CITY GOVERNMENT BOTCHES BREACH RESPONSE …
We’ve written extensively already on the total lack of prioritization displayed by City of Columbia, S.C. leaders in recent years – choosing to fund all manner of wasteful projects while letting vital infrastructure rot.
So … how did those leaders respond when their chickens came home to roost this week amid the rising waters of “Floodmaggedon?”
Not well …
Late Sunday evening – as the storm was still raging – the Columbia Canal was breached. The canal provides water for nearly 200,000 people located in the downtown Columbia and Lower Richland regions of the South Carolina Midlands. Its structural failure severely compromised the city’s water supply – with more than 130,000 customers losing service completely in the aftermath of the breach.
The breach reportedly wasn’t discovered by the city for several hours. Several additional hours elapsed before an assessment of the situation was conducted.
And when city leaders finally began their “efforts” to close the gaping hole – that’s when the real problems started.
Remember the old expression? What former U.S. president Ronald Reagan once called the “nine most terrifying words” in the English language?
“I’m from the government and I’m here to help.”
According to a city source familiar with the city’s “emergency response,” leaders were paralyzed by the developing situation – unsure of what to do. Meanwhile internal power struggles raged regarding who was supposed to be in charge of the project.
“They were there all day Monday setting up a staging area,” our source said. “(The project) was supposed to start first thing Monday morning.”
The National Guard also had Boeing CH-47 Chinook helicopters stationed out of McEntire Air National Guard Station on standby – ready to assist in the operation.
“City officials kept changing the plan,” our source said.
As we reported earlier this week, National Guard resources finally began to descend on the area midday Tuesday.

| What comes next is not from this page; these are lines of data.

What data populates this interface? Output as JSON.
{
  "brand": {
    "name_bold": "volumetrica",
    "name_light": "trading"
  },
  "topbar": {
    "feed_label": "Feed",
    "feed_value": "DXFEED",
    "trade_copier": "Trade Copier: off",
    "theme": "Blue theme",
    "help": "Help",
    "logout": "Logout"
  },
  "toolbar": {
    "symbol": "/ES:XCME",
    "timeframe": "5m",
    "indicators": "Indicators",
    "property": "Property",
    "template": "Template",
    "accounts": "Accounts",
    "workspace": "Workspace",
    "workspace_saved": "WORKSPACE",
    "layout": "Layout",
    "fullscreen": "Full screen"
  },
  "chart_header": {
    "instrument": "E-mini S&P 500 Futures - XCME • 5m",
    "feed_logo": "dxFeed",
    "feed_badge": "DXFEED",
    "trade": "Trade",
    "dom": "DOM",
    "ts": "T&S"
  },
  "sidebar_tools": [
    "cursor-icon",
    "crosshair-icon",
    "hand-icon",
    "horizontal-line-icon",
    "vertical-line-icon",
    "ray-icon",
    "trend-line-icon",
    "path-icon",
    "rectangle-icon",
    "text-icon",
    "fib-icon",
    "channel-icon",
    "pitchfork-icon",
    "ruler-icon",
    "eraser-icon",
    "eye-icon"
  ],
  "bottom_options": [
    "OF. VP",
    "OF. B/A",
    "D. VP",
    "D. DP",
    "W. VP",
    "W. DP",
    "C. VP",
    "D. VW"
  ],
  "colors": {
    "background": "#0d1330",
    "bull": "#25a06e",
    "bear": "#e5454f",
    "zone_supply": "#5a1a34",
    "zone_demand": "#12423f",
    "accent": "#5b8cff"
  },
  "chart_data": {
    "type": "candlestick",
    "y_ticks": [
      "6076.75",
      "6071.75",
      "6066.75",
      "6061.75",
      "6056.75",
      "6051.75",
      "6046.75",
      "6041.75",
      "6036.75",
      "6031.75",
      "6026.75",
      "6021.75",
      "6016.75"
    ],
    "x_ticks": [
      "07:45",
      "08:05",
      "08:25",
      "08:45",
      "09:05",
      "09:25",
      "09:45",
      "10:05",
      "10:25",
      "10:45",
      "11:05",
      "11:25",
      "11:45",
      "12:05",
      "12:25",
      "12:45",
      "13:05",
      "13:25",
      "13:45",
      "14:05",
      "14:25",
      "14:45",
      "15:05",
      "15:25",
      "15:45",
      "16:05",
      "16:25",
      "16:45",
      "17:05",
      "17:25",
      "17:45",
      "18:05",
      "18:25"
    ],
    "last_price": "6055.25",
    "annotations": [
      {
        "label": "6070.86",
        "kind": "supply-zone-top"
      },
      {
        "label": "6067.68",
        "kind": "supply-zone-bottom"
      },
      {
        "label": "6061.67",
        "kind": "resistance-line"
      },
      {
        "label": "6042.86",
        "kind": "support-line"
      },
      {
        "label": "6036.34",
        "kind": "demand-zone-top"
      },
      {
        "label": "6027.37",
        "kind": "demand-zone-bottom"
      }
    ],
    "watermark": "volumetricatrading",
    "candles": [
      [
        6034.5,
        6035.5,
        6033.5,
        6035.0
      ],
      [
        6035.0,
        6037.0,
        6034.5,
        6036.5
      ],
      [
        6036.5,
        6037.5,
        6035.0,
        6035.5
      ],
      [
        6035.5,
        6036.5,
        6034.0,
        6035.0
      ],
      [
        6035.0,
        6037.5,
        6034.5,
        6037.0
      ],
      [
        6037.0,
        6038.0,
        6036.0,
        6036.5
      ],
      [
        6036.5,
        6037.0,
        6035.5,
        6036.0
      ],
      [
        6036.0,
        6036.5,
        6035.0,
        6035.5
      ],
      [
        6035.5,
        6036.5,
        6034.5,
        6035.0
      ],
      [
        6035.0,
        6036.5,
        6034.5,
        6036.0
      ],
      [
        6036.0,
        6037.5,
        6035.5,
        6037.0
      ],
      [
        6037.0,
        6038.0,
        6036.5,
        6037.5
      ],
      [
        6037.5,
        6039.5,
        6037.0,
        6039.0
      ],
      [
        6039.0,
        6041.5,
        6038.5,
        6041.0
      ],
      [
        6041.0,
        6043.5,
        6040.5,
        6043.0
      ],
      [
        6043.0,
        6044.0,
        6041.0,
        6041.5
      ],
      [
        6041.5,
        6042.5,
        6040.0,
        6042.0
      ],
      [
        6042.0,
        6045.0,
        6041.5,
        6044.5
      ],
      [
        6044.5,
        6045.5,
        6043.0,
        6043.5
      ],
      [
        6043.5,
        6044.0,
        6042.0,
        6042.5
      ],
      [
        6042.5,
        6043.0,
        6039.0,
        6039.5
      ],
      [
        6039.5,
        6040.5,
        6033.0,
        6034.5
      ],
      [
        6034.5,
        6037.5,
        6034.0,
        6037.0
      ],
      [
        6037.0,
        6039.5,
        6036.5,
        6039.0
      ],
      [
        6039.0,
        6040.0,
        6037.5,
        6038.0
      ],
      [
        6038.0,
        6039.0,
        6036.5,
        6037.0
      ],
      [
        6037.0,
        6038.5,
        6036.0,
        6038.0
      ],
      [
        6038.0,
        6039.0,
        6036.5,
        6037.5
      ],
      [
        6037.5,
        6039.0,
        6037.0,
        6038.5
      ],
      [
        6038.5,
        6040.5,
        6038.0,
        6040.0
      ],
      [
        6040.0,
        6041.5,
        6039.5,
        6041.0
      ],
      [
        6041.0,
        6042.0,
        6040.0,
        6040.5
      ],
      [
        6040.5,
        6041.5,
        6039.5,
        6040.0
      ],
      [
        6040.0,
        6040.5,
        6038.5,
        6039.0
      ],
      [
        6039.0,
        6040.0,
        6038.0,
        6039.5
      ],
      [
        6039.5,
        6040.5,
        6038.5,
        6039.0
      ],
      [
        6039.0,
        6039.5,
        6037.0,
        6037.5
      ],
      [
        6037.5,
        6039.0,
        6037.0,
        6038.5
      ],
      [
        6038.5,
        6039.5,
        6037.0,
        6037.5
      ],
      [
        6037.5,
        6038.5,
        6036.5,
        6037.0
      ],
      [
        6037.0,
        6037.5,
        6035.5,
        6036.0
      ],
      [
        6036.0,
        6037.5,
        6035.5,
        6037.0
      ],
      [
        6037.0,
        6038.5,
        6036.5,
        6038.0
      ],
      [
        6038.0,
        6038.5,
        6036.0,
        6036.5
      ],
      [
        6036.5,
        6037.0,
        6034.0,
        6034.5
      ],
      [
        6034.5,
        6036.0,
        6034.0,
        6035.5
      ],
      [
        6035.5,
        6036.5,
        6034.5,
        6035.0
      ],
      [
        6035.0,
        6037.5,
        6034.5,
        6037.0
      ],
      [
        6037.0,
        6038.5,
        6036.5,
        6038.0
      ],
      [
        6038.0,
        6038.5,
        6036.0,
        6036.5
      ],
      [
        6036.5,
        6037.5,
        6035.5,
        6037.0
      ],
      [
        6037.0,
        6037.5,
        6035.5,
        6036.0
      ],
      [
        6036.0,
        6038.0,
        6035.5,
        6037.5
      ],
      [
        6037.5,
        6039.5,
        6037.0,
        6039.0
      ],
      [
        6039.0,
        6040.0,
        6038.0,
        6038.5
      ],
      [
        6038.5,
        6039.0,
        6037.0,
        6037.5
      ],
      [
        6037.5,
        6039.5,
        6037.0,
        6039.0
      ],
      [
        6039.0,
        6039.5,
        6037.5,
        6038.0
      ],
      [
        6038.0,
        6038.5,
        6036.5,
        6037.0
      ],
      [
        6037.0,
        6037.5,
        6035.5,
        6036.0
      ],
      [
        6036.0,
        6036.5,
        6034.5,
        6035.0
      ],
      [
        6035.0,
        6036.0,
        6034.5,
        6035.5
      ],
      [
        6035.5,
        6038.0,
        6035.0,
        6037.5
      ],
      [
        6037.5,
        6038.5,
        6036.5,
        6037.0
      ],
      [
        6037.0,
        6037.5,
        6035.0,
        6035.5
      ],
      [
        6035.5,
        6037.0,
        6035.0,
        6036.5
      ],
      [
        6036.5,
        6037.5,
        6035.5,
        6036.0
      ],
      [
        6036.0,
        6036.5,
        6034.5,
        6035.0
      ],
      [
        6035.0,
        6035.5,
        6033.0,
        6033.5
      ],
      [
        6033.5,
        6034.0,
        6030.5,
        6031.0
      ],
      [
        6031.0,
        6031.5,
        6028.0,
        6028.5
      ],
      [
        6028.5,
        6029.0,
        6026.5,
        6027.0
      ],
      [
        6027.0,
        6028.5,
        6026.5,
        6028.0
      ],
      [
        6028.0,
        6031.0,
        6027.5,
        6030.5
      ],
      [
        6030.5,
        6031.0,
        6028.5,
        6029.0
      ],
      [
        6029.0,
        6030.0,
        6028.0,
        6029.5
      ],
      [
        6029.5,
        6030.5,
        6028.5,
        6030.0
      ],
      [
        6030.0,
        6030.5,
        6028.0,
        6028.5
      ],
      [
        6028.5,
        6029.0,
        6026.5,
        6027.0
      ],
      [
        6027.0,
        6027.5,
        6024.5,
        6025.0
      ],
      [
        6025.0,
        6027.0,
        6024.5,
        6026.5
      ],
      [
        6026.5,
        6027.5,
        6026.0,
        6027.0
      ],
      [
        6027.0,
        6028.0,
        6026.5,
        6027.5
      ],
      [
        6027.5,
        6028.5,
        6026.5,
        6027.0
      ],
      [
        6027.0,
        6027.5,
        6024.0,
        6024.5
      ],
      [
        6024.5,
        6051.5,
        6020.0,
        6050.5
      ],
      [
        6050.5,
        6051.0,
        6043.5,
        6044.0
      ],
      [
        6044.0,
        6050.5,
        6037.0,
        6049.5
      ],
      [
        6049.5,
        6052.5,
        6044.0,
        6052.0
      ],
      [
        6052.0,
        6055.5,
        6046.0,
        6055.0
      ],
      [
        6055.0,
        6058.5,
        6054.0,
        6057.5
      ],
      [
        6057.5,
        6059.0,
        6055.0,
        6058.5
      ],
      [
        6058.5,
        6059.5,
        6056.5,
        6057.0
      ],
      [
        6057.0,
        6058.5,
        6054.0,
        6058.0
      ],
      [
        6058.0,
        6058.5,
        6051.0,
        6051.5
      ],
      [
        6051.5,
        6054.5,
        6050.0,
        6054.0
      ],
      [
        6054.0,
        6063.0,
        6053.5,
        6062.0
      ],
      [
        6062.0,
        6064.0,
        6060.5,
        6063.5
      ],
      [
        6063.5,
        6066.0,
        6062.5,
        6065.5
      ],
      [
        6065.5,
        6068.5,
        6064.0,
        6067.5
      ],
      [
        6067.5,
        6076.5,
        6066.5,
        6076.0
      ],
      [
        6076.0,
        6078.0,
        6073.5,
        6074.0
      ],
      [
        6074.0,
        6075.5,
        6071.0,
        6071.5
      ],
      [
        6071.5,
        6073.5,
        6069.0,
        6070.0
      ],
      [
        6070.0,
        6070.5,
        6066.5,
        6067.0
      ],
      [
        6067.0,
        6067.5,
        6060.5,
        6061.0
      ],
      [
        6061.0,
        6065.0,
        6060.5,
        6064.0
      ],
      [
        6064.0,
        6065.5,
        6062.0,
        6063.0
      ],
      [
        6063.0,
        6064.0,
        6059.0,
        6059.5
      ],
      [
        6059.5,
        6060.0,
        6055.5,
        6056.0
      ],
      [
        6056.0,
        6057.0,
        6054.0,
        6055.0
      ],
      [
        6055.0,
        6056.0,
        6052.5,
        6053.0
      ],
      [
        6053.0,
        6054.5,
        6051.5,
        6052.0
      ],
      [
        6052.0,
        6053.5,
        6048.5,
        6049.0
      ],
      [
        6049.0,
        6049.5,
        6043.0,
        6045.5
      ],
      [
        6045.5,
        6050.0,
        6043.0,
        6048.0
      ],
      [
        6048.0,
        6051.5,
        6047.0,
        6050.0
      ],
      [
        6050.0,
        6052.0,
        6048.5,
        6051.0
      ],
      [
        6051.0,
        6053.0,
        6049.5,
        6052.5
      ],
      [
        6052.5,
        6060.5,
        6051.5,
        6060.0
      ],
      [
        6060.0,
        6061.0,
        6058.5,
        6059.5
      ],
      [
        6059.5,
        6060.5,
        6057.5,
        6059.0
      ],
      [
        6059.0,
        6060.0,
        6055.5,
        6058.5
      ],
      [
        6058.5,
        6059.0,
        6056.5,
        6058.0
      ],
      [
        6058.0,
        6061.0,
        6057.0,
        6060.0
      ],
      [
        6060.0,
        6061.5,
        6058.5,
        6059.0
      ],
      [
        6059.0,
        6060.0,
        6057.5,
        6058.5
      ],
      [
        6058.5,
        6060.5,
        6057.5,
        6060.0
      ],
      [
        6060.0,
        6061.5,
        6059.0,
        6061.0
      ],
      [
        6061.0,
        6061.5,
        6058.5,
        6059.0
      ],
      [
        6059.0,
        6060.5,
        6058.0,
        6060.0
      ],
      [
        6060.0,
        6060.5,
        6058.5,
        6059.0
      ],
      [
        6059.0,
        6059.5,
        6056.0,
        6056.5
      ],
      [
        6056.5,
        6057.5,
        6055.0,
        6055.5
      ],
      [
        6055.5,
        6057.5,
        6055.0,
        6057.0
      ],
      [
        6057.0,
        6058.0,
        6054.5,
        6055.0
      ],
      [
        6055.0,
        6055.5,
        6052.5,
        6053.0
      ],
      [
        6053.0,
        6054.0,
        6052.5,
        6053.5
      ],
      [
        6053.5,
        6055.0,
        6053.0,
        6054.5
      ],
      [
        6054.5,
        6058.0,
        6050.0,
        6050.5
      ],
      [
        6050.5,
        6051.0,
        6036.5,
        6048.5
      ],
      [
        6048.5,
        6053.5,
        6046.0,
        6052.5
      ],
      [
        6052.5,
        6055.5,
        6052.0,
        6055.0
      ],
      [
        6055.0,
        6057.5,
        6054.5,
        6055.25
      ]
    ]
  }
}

By then, though, an entire day had been wasted. And even after the cavalry arrived, the city leaders couldn’t effectively leverage all the resources brought to bear due to “bureaucratic resistance” and continued discombobulation. Not only that, the first temporary dam the city erected (belatedly) in an effort to mitigate the impact of the breach actually made matters worse.
The result? A water crisis.
Eventually, city leaders turned to private sector experts to get a handle on the situation – while employing stopgap measures in an effort to maintain water service.
All of this initiated more than 24 hours after they originally vowed to have the problem resolved …
Now bigger, lingering problems lurk …
“The struggle is as people build back, the demand (for water) is going to come back up,” our source said. “And when that happens, what’s the plan?”
City officials have repeatedly said there is no danger to the water system being shut down.
“The system is running and it’s running strong,” mayor Steve Benjamin told reporters on Thursday.
Benjamin added “there are no plans to shut off the water system – zero plans.”
Okay … but what about the amount of water the system is capable of processing? What level of reduced capacity are city officials envisioning moving forward? For how long is the system going to be operating below full output? And how does this reduced capacity impact a city struggling to get back on its feet?
How does it impact hospitals, for example?
Also consider this: Virtually every government agency in the Midlands was shut down all week to reduce water demand. What happens when those users come back online?
And what happens when the city lifts its “boil water advisory” on more than 400,000 of its citizens?
Oh … and the most important question: What impact did the city’s boneheaded response have on these extended water shortages?